Extract every entry word for word. Skip the pictures.

> [Information shown]:

--

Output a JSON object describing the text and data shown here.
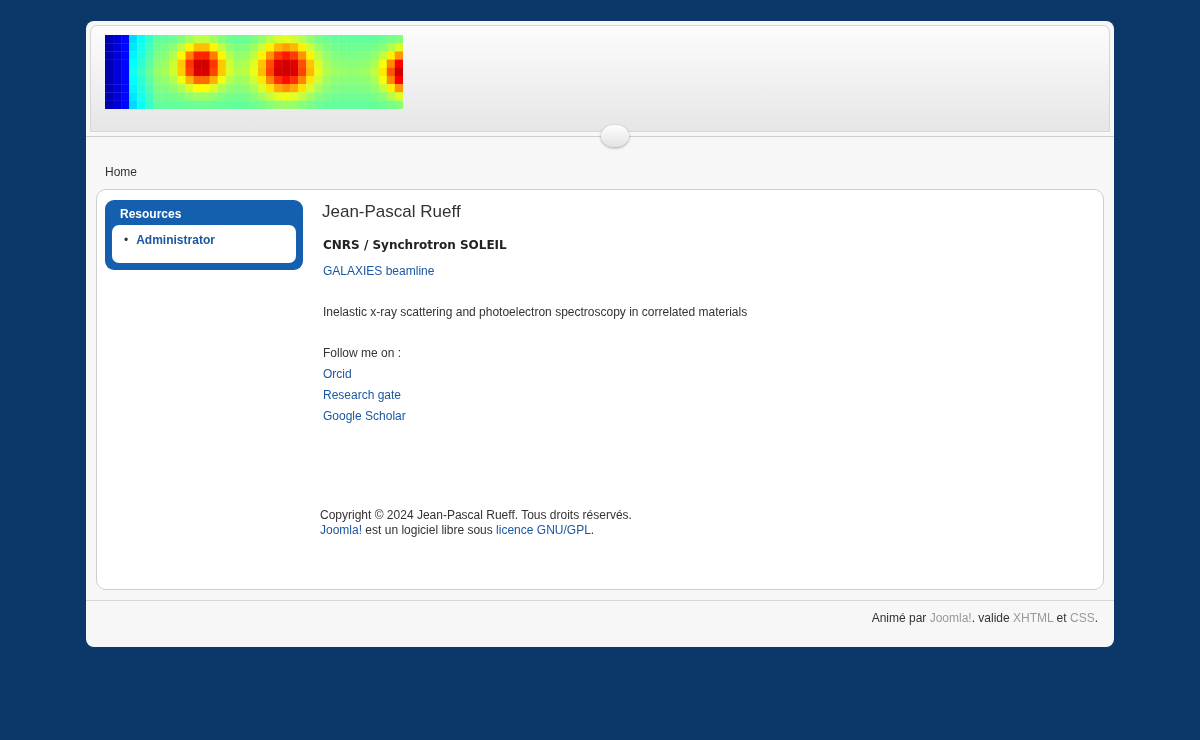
{
  "breadcrumb": "Home",
  "sidebar": {
    "title": "Resources",
    "items": [
      {
        "marker": "•",
        "label": "Administrator"
      }
    ]
  },
  "article": {
    "title": "Jean-Pascal Rueff",
    "affiliation": "CNRS / Synchrotron SOLEIL",
    "beamline_link": "GALAXIES beamline",
    "description": "Inelastic x-ray scattering and photoelectron spectroscopy in correlated materials",
    "follow_label": "Follow me on :",
    "links": [
      "Orcid",
      "Research gate",
      "Google Scholar"
    ]
  },
  "copyright": "Copyright © 2024 Jean-Pascal Rueff. Tous droits réservés.",
  "license_line": [
    {
      "text": "Joomla!",
      "link": true
    },
    {
      "text": " est un logiciel libre sous ",
      "link": false
    },
    {
      "text": "licence GNU/GPL",
      "link": true
    },
    {
      "text": ".",
      "link": false
    }
  ],
  "footer_line": [
    {
      "text": "Animé par ",
      "link": false
    },
    {
      "text": "Joomla!",
      "link": true
    },
    {
      "text": ". valide ",
      "link": false
    },
    {
      "text": "XHTML",
      "link": true
    },
    {
      "text": " et ",
      "link": false
    },
    {
      "text": "CSS",
      "link": true
    },
    {
      "text": ".",
      "link": false
    }
  ]
}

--

> [Solution for this problem]:
Output a JSON object describing the text and data shown here.
{
  "breadcrumb": "Home",
  "sidebar": {
    "title": "Resources",
    "items": [
      {
        "marker": "•",
        "label": "Administrator"
      }
    ]
  },
  "article": {
    "title": "Jean-Pascal Rueff",
    "affiliation": "CNRS / Synchrotron SOLEIL",
    "beamline_link": "GALAXIES beamline",
    "description": "Inelastic x-ray scattering and photoelectron spectroscopy in correlated materials",
    "follow_label": "Follow me on :",
    "links": [
      "Orcid",
      "Research gate",
      "Google Scholar"
    ]
  },
  "copyright": "Copyright © 2024 Jean-Pascal Rueff. Tous droits réservés.",
  "license_line": [
    {
      "text": "Joomla!",
      "link": true
    },
    {
      "text": " est un logiciel libre sous ",
      "link": false
    },
    {
      "text": "licence GNU/GPL",
      "link": true
    },
    {
      "text": ".",
      "link": false
    }
  ],
  "footer_line": [
    {
      "text": "Animé par ",
      "link": false
    },
    {
      "text": "Joomla!",
      "link": true
    },
    {
      "text": ". valide ",
      "link": false
    },
    {
      "text": "XHTML",
      "link": true
    },
    {
      "text": " et ",
      "link": false
    },
    {
      "text": "CSS",
      "link": true
    },
    {
      "text": ".",
      "link": false
    }
  ]
}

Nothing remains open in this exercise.